EXERCISE DIRECTIONS>
All lines below containing "poll" are to be listed.
= = = =
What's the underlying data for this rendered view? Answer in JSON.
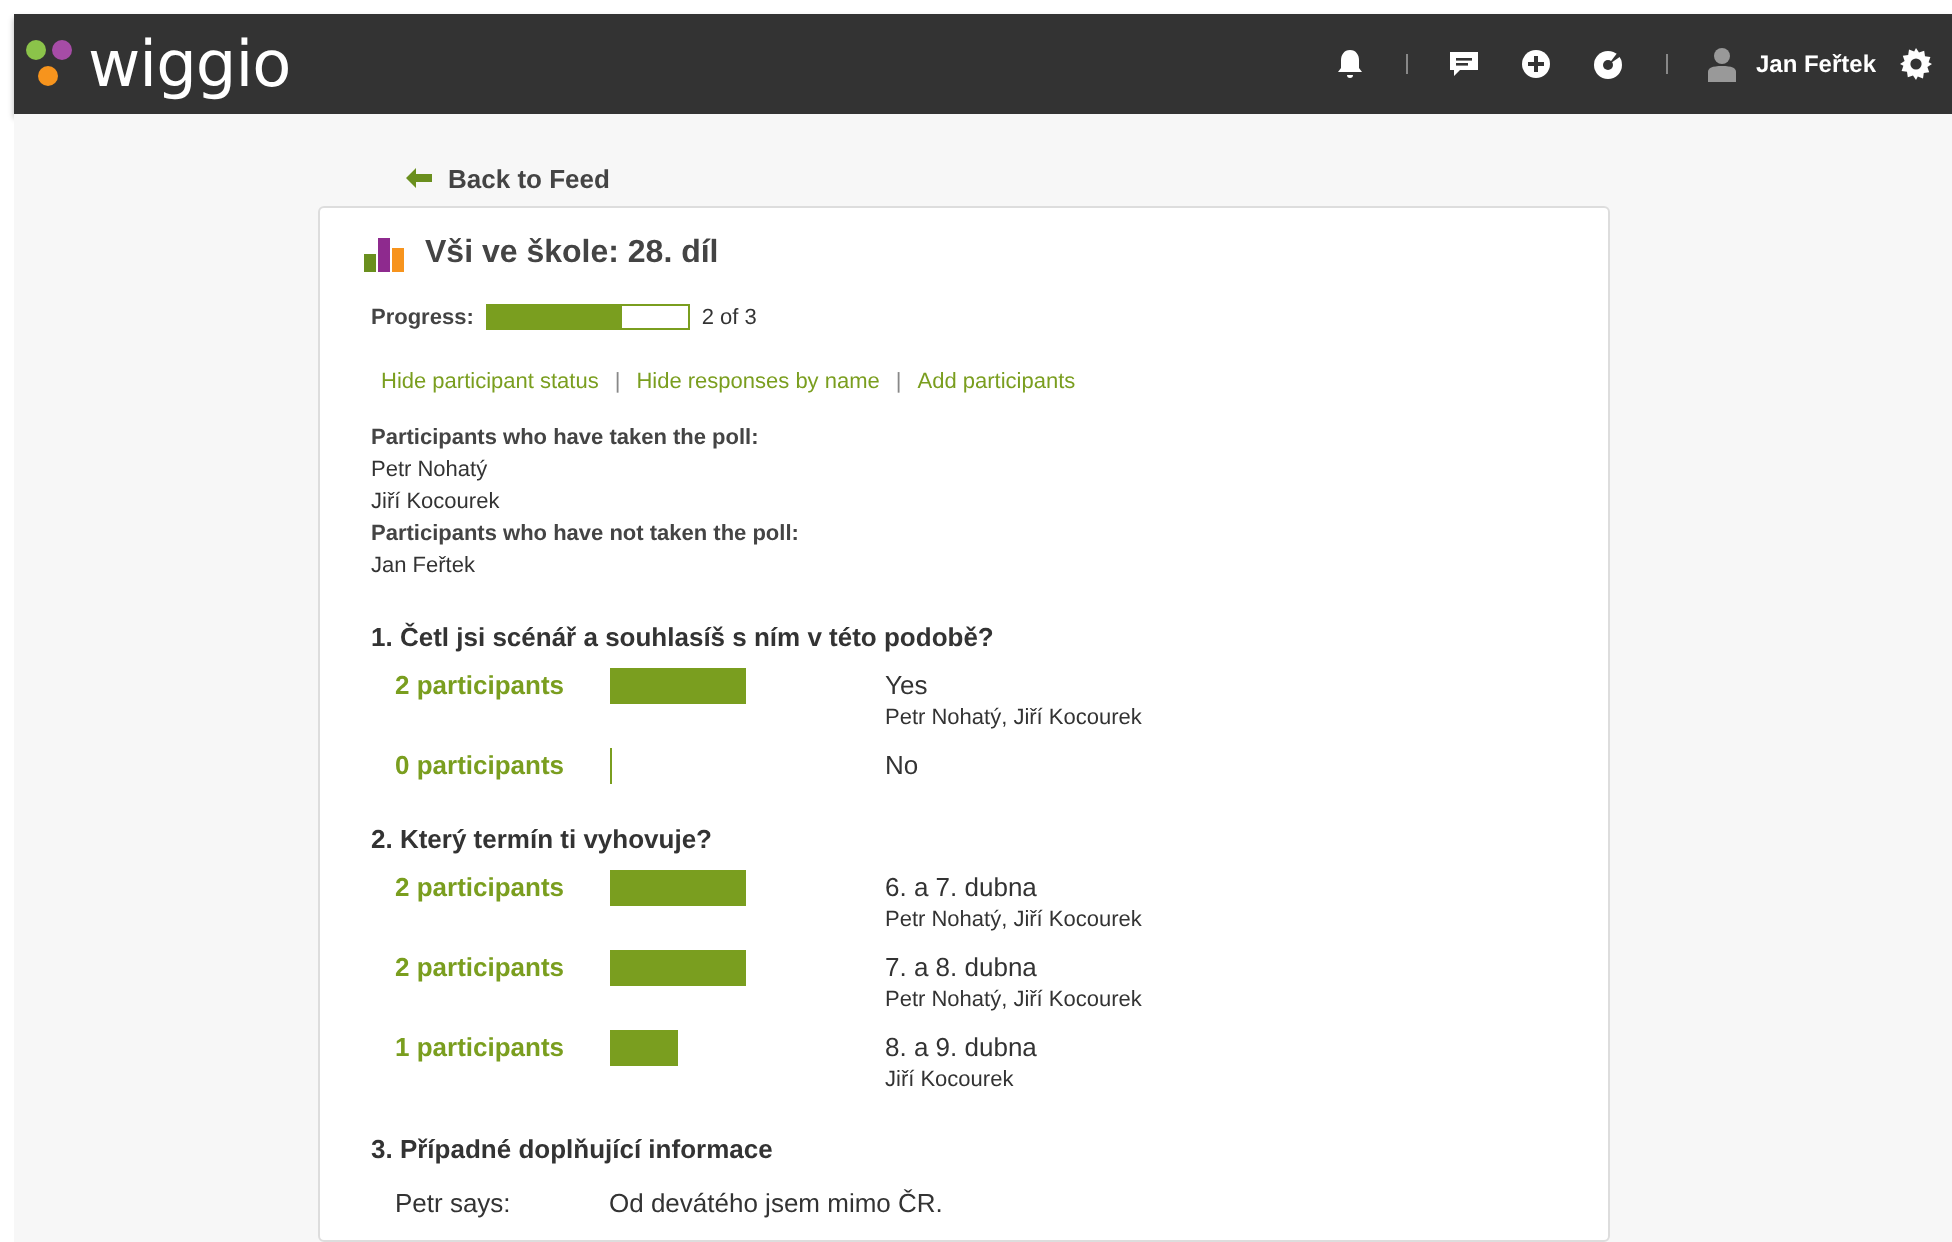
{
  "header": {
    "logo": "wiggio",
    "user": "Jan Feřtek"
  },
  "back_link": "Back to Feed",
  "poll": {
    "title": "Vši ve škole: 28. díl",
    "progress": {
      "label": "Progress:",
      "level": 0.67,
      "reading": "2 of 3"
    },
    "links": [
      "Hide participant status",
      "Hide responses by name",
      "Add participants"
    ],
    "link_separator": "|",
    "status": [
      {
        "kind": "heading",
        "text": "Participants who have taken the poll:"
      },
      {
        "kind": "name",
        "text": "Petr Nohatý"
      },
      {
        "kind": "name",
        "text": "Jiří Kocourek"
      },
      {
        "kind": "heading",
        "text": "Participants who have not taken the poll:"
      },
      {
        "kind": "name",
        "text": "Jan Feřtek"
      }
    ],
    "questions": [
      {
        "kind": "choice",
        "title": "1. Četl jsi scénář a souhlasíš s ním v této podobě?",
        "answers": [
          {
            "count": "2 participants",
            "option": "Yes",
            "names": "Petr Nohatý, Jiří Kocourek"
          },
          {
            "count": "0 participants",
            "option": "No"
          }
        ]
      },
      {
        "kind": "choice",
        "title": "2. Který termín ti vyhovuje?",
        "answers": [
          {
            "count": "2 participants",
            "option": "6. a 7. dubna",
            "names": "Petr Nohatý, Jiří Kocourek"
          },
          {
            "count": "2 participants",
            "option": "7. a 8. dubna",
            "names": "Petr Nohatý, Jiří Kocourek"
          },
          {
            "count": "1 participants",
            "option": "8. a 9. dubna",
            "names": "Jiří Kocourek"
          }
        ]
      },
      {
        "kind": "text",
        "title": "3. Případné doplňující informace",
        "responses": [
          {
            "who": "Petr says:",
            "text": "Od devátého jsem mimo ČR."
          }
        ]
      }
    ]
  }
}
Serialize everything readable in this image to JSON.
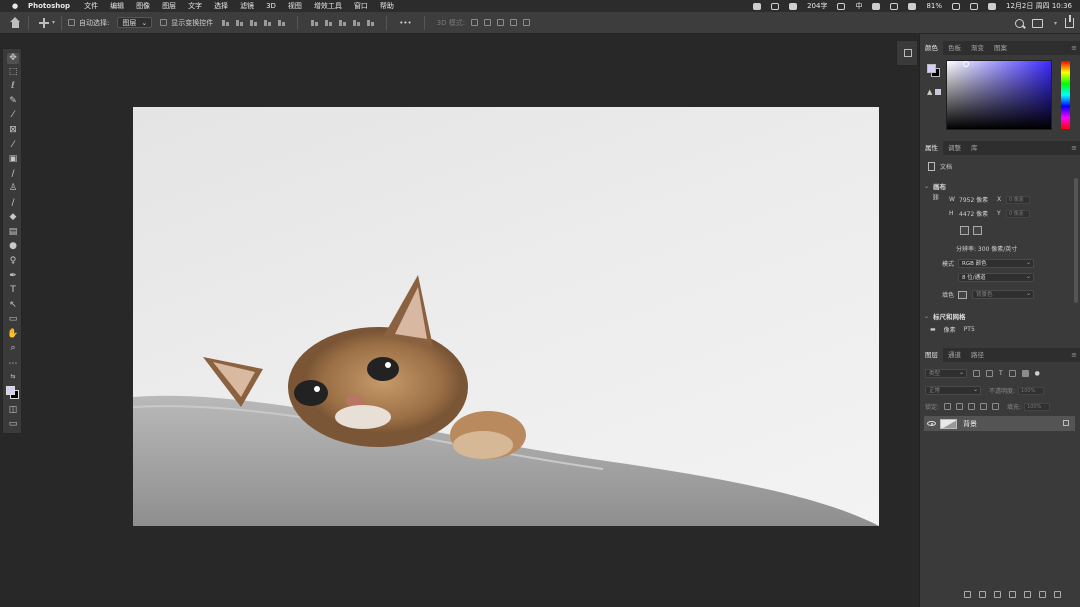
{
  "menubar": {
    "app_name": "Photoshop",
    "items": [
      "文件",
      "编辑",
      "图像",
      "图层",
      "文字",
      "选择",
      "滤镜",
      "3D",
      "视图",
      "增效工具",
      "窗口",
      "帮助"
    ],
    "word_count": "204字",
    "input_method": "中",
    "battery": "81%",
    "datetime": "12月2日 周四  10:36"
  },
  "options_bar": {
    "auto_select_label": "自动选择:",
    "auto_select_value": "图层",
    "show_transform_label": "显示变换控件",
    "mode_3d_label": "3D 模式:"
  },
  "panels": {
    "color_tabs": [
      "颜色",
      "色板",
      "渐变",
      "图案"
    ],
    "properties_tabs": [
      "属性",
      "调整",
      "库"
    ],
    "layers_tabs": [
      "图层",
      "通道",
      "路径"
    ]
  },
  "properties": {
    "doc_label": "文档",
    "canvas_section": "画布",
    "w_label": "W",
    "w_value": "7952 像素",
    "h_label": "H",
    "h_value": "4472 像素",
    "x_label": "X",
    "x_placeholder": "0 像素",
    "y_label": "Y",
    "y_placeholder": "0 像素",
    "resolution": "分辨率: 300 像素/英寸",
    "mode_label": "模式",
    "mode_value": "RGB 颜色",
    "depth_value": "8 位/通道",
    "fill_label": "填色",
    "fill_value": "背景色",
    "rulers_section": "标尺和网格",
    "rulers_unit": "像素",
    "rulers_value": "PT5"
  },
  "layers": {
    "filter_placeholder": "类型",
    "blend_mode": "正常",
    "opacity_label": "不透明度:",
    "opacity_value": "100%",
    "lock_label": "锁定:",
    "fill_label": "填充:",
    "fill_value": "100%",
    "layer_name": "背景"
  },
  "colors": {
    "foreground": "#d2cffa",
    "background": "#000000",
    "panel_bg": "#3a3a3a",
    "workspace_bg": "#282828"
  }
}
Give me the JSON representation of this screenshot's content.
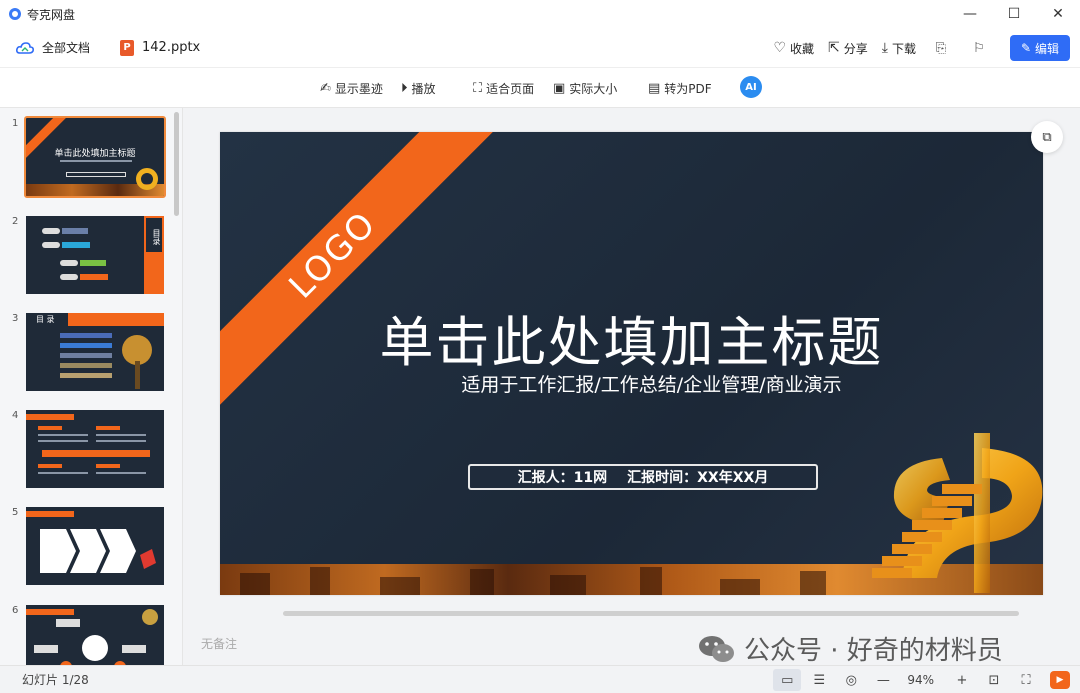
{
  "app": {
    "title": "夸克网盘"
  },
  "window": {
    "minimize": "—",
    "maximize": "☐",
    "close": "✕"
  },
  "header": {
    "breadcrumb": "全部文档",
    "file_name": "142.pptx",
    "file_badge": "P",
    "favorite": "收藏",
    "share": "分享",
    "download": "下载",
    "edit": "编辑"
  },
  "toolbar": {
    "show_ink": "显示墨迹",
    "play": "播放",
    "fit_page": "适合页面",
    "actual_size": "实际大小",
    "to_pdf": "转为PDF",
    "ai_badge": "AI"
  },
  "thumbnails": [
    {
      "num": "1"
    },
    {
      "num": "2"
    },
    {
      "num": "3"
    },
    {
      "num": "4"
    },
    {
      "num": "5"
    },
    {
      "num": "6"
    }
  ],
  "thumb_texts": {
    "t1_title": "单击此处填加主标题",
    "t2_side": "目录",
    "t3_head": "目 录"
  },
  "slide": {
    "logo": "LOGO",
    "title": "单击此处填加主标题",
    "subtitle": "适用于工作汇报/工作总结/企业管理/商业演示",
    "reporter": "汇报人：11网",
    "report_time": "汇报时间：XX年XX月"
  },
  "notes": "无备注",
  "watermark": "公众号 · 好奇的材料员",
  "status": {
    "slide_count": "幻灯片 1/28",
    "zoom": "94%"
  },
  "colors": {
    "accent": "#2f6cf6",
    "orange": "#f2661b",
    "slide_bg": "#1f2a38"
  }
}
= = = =
ANSWER SPACE>
  "poll": {
        "text": "Participants who have taken the poll:"
        "text": "Participants who have not taken the poll:"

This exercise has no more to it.